» Task goal
Could the lines from the line bearing "Serialize everything readable" to the end of the records below be copied exactly, with the pictures left out and no other lines added?

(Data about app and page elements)
---+---

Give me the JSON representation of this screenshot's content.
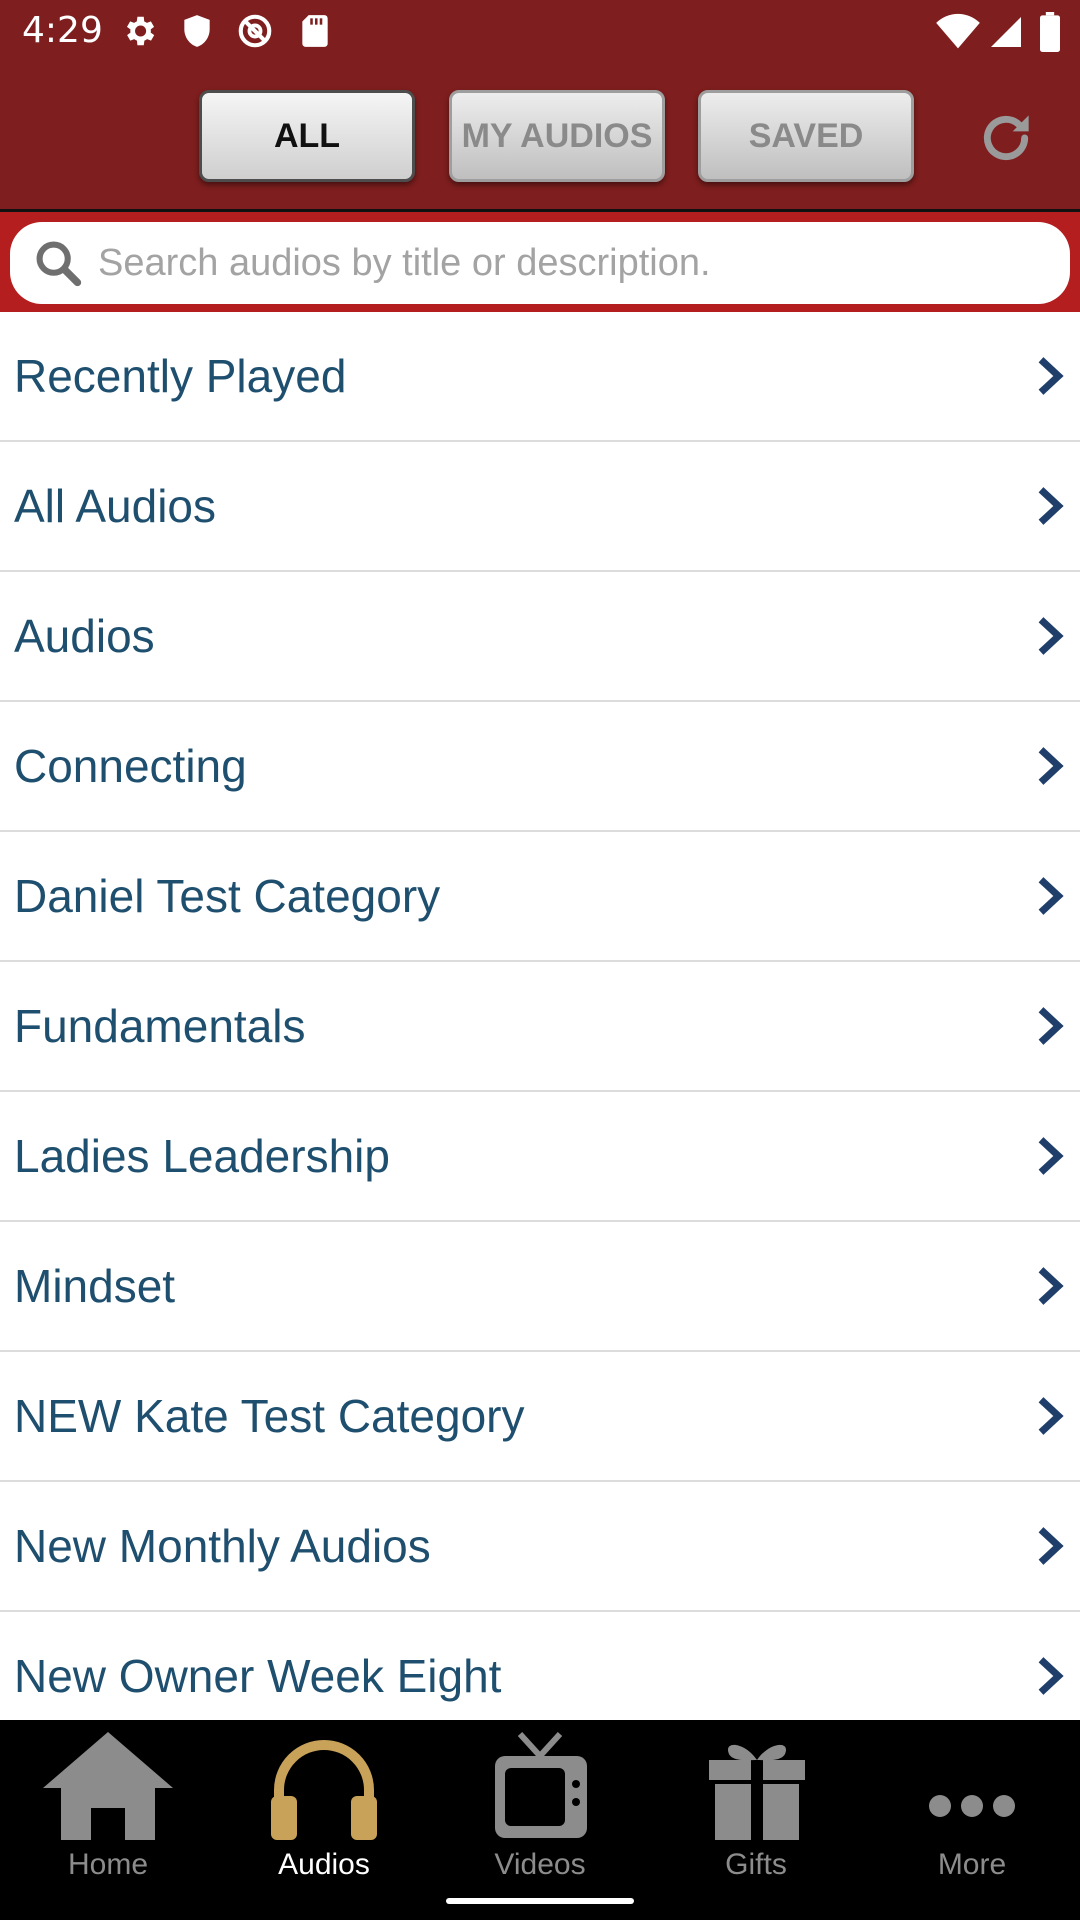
{
  "status_bar": {
    "time": "4:29"
  },
  "header": {
    "segments": [
      {
        "label": "ALL",
        "active": true
      },
      {
        "label": "MY AUDIOS",
        "active": false
      },
      {
        "label": "SAVED",
        "active": false
      }
    ],
    "refresh_icon": "refresh-icon"
  },
  "search": {
    "placeholder": "Search audios by title or description.",
    "value": ""
  },
  "categories": [
    {
      "label": "Recently Played"
    },
    {
      "label": "All Audios"
    },
    {
      "label": "Audios"
    },
    {
      "label": "Connecting"
    },
    {
      "label": "Daniel Test Category"
    },
    {
      "label": "Fundamentals"
    },
    {
      "label": "Ladies Leadership"
    },
    {
      "label": "Mindset"
    },
    {
      "label": "NEW Kate Test Category"
    },
    {
      "label": "New Monthly Audios"
    },
    {
      "label": "New Owner Week Eight"
    }
  ],
  "tabbar": {
    "tabs": [
      {
        "label": "Home",
        "icon": "home-icon",
        "active": false
      },
      {
        "label": "Audios",
        "icon": "headphones-icon",
        "active": true
      },
      {
        "label": "Videos",
        "icon": "tv-icon",
        "active": false
      },
      {
        "label": "Gifts",
        "icon": "gift-icon",
        "active": false
      },
      {
        "label": "More",
        "icon": "more-dots-icon",
        "active": false
      }
    ]
  },
  "colors": {
    "header_bg": "#7f1e1e",
    "search_bg": "#b51e1e",
    "list_text": "#1f4f6f",
    "active_tab_icon": "#c9a25a"
  }
}
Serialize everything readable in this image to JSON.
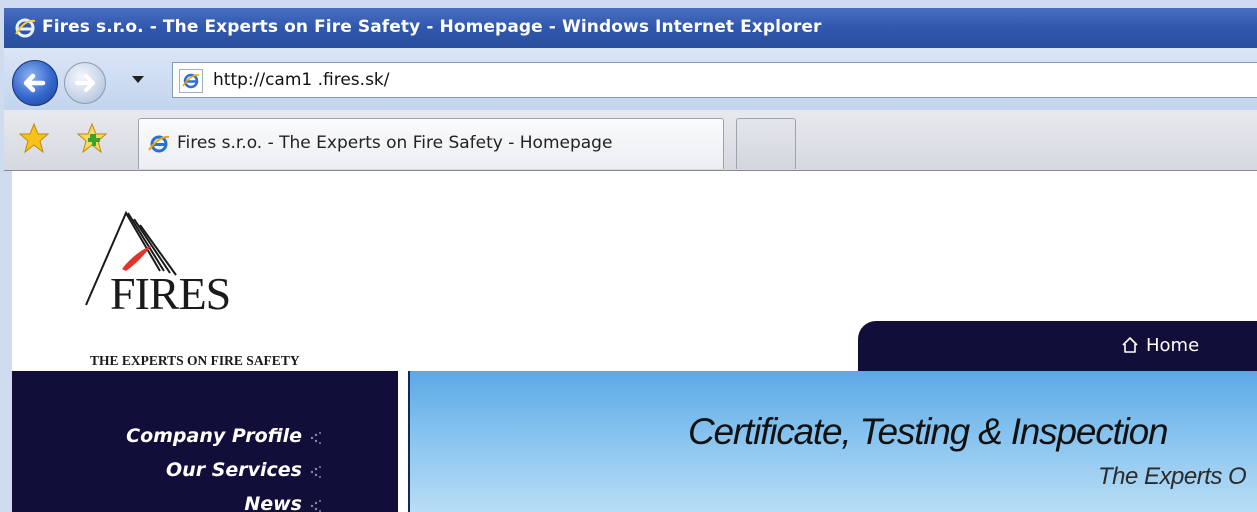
{
  "window": {
    "title": "Fires s.r.o. - The Experts on Fire Safety - Homepage - Windows Internet Explorer"
  },
  "navigation": {
    "address": "http://cam1 .fires.sk/"
  },
  "tabs": [
    {
      "label": "Fires s.r.o. - The Experts on Fire Safety - Homepage"
    }
  ],
  "page": {
    "logo": {
      "name": "FIRES",
      "tagline": "THE EXPERTS ON FIRE SAFETY"
    },
    "nav": {
      "home_label": "Home"
    },
    "sidebar": {
      "items": [
        {
          "label": "Company Profile"
        },
        {
          "label": "Our Services"
        },
        {
          "label": "News"
        }
      ]
    },
    "banner": {
      "headline": "Certificate, Testing & Inspection",
      "subline": "The Experts O"
    }
  },
  "colors": {
    "titlebar": "#2f57ad",
    "nav_dark": "#120e3a",
    "banner_sky": "#86c3ef",
    "logo_flame": "#e0342b"
  },
  "icons": [
    "ie-icon",
    "back-arrow-icon",
    "forward-arrow-icon",
    "dropdown-arrow-icon",
    "page-icon",
    "favorites-star-icon",
    "add-favorites-icon",
    "home-icon",
    "sparkle-bullet-icon"
  ]
}
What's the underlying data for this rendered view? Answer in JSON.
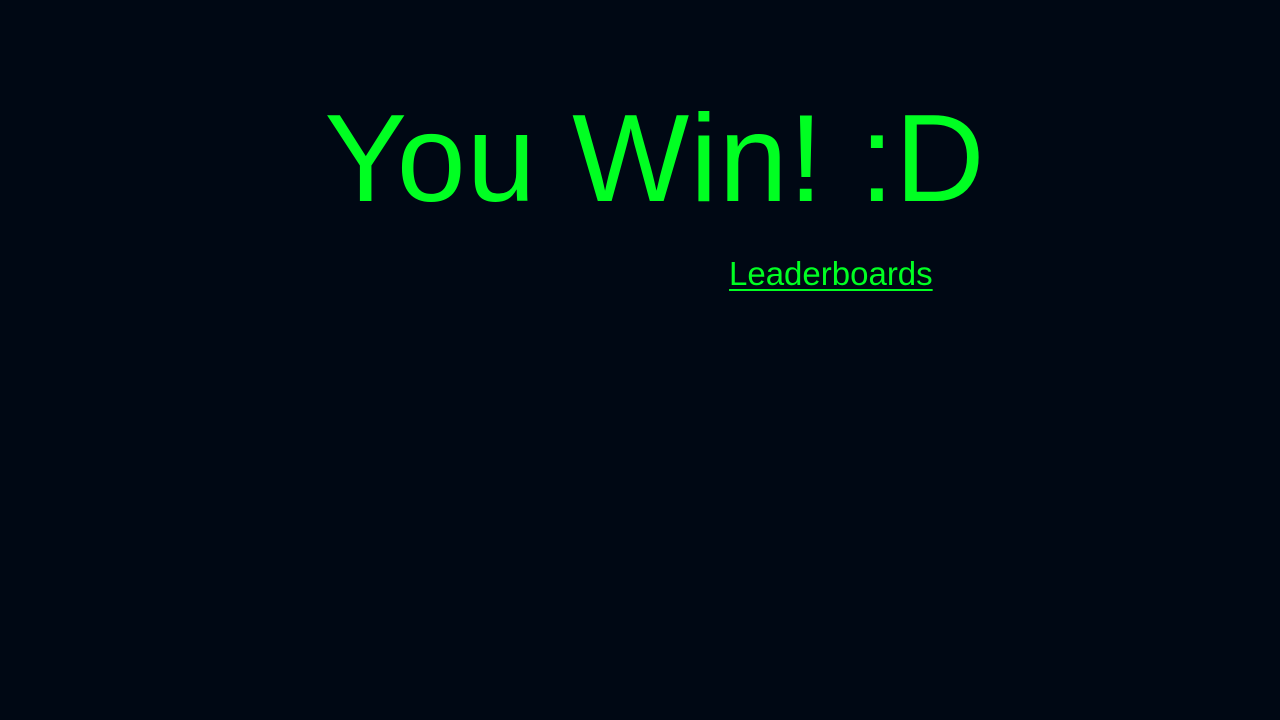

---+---

» Output for this exercise
Serialize everything readable in this image to JSON.
{
  "window": {
    "title": "Fires s.r.o. - The Experts on Fire Safety - Homepage - Windows Internet Explorer"
  },
  "navigation": {
    "address": "http://cam1 .fires.sk/"
  },
  "tabs": [
    {
      "label": "Fires s.r.o. - The Experts on Fire Safety - Homepage"
    }
  ],
  "page": {
    "logo": {
      "name": "FIRES",
      "tagline": "THE EXPERTS ON FIRE SAFETY"
    },
    "nav": {
      "home_label": "Home"
    },
    "sidebar": {
      "items": [
        {
          "label": "Company Profile"
        },
        {
          "label": "Our Services"
        },
        {
          "label": "News"
        }
      ]
    },
    "banner": {
      "headline": "Certificate, Testing & Inspection",
      "subline": "The Experts O"
    }
  },
  "colors": {
    "titlebar": "#2f57ad",
    "nav_dark": "#120e3a",
    "banner_sky": "#86c3ef",
    "logo_flame": "#e0342b"
  },
  "icons": [
    "ie-icon",
    "back-arrow-icon",
    "forward-arrow-icon",
    "dropdown-arrow-icon",
    "page-icon",
    "favorites-star-icon",
    "add-favorites-icon",
    "home-icon",
    "sparkle-bullet-icon"
  ]
}
What's the underlying data for this rendered view? Answer in JSON.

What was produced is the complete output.